### RECORDS TO USE
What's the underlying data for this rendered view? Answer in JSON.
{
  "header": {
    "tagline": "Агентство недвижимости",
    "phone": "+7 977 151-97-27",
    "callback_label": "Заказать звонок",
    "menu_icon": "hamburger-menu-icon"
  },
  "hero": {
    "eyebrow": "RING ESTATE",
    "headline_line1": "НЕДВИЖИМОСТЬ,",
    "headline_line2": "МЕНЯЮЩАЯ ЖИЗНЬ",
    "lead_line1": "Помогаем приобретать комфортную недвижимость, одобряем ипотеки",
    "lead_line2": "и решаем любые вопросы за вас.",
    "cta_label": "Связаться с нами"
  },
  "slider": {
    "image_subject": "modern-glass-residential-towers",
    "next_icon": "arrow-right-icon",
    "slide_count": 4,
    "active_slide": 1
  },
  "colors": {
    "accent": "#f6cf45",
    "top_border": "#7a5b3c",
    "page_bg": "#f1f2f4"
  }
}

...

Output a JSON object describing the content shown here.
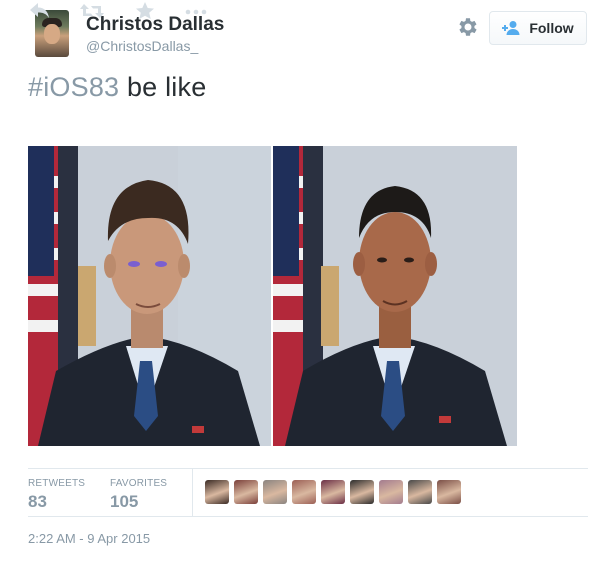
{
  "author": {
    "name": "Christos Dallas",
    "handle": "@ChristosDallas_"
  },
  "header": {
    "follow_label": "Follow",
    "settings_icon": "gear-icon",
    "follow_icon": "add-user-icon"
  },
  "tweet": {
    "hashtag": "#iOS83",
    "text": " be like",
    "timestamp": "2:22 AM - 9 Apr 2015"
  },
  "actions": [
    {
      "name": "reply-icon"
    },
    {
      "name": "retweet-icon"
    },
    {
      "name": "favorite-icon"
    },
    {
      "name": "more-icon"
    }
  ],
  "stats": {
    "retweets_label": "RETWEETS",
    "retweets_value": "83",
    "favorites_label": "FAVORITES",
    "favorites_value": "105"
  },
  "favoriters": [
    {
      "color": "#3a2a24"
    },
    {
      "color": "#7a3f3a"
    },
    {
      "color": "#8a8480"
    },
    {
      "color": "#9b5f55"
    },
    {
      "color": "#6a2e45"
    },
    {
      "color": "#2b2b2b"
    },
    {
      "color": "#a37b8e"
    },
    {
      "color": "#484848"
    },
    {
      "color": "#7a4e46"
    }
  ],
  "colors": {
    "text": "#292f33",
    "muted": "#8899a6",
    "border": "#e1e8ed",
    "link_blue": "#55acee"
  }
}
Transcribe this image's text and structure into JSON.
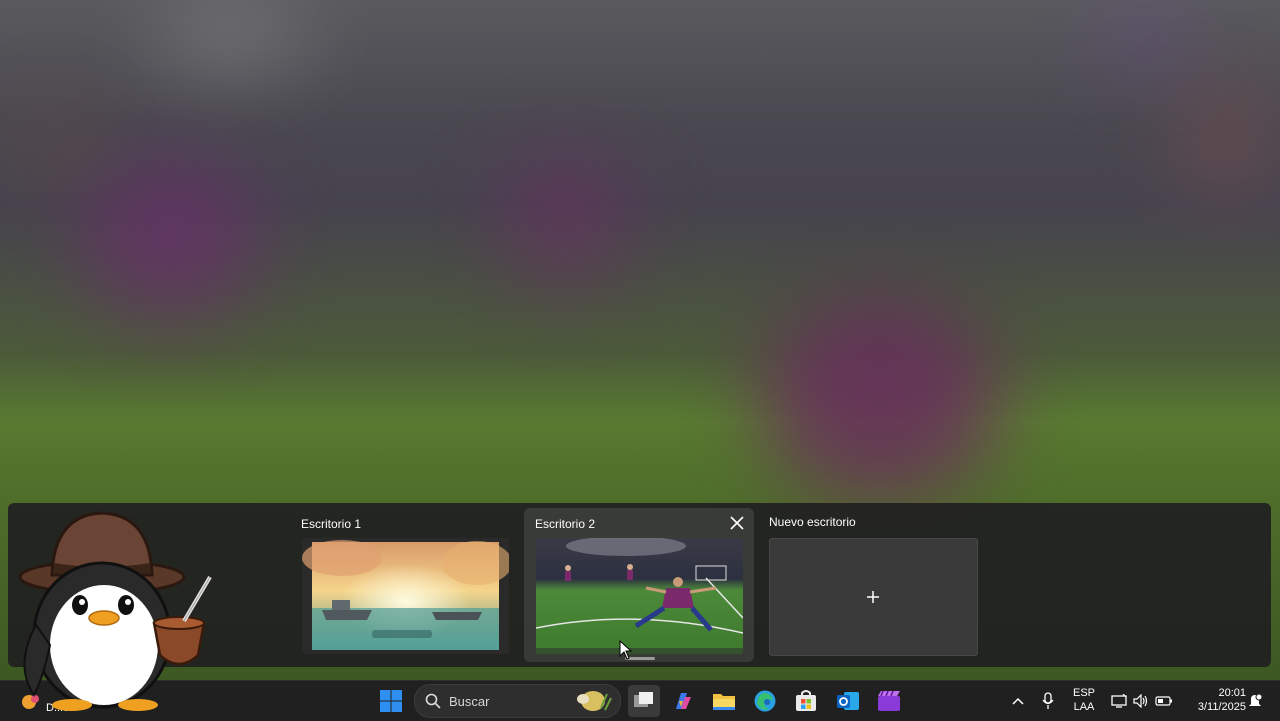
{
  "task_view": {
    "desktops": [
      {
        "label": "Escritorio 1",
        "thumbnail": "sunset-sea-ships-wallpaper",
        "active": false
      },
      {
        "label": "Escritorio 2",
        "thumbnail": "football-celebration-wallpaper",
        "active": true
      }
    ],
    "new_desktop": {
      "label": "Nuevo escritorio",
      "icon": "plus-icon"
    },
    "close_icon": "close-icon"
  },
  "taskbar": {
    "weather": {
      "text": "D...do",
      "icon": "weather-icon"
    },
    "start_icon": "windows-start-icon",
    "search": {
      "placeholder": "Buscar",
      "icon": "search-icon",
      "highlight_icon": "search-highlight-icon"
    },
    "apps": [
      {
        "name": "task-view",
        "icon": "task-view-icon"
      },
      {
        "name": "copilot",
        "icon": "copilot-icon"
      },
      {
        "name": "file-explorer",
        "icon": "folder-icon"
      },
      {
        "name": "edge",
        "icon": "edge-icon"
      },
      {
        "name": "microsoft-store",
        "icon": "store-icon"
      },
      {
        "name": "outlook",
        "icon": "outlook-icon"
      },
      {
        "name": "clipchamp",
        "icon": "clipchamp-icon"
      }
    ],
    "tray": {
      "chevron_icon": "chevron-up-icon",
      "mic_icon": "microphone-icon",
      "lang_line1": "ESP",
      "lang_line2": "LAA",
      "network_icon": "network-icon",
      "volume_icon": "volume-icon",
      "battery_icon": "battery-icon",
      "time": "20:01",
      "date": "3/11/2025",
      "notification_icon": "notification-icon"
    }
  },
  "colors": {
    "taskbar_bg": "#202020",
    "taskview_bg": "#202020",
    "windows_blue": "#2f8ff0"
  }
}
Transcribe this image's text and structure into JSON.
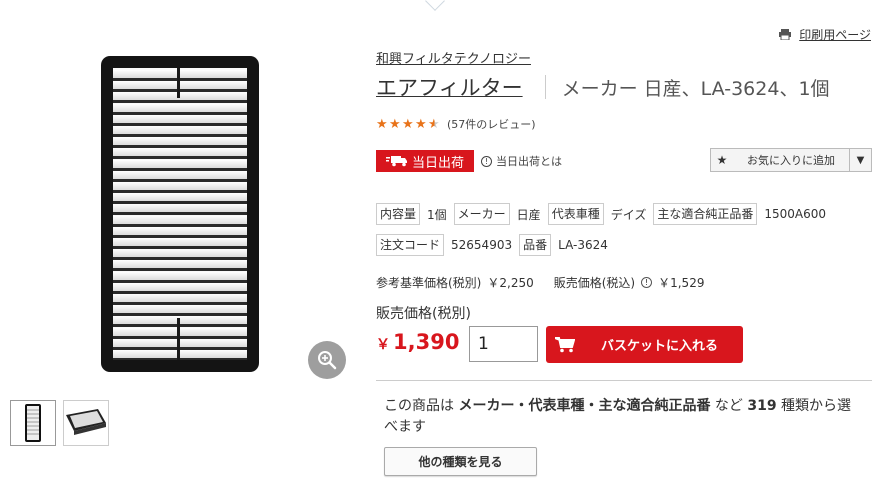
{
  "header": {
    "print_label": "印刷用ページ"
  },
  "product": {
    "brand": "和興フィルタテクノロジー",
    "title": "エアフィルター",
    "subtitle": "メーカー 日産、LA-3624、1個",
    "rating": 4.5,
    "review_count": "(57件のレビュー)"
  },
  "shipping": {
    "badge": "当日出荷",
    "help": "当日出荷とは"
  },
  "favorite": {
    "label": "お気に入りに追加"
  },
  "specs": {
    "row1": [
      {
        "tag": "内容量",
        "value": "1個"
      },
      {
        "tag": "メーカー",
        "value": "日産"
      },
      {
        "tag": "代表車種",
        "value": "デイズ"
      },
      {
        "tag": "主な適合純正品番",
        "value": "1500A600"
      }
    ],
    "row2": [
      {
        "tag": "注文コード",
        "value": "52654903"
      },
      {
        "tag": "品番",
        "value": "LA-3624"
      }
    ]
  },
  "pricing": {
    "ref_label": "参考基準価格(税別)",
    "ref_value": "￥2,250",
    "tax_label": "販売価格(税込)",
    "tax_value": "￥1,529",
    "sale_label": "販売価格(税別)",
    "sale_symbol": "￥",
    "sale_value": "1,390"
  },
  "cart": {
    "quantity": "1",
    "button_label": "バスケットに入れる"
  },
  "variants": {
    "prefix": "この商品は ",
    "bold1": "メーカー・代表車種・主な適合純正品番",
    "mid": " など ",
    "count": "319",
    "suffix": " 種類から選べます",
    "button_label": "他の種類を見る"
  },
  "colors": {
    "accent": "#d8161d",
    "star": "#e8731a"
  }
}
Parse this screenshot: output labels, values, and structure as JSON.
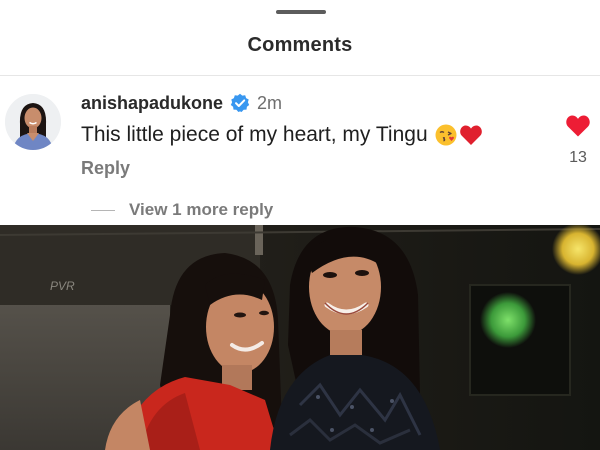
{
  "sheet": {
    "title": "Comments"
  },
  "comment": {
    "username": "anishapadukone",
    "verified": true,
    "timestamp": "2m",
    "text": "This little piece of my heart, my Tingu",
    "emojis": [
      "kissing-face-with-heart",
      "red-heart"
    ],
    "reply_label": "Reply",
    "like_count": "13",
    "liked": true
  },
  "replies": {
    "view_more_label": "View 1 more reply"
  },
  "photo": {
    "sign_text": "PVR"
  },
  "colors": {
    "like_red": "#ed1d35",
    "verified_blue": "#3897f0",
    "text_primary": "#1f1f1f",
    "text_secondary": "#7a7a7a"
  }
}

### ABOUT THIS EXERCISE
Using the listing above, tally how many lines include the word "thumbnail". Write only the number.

### ANSWER FOR THE TASK
2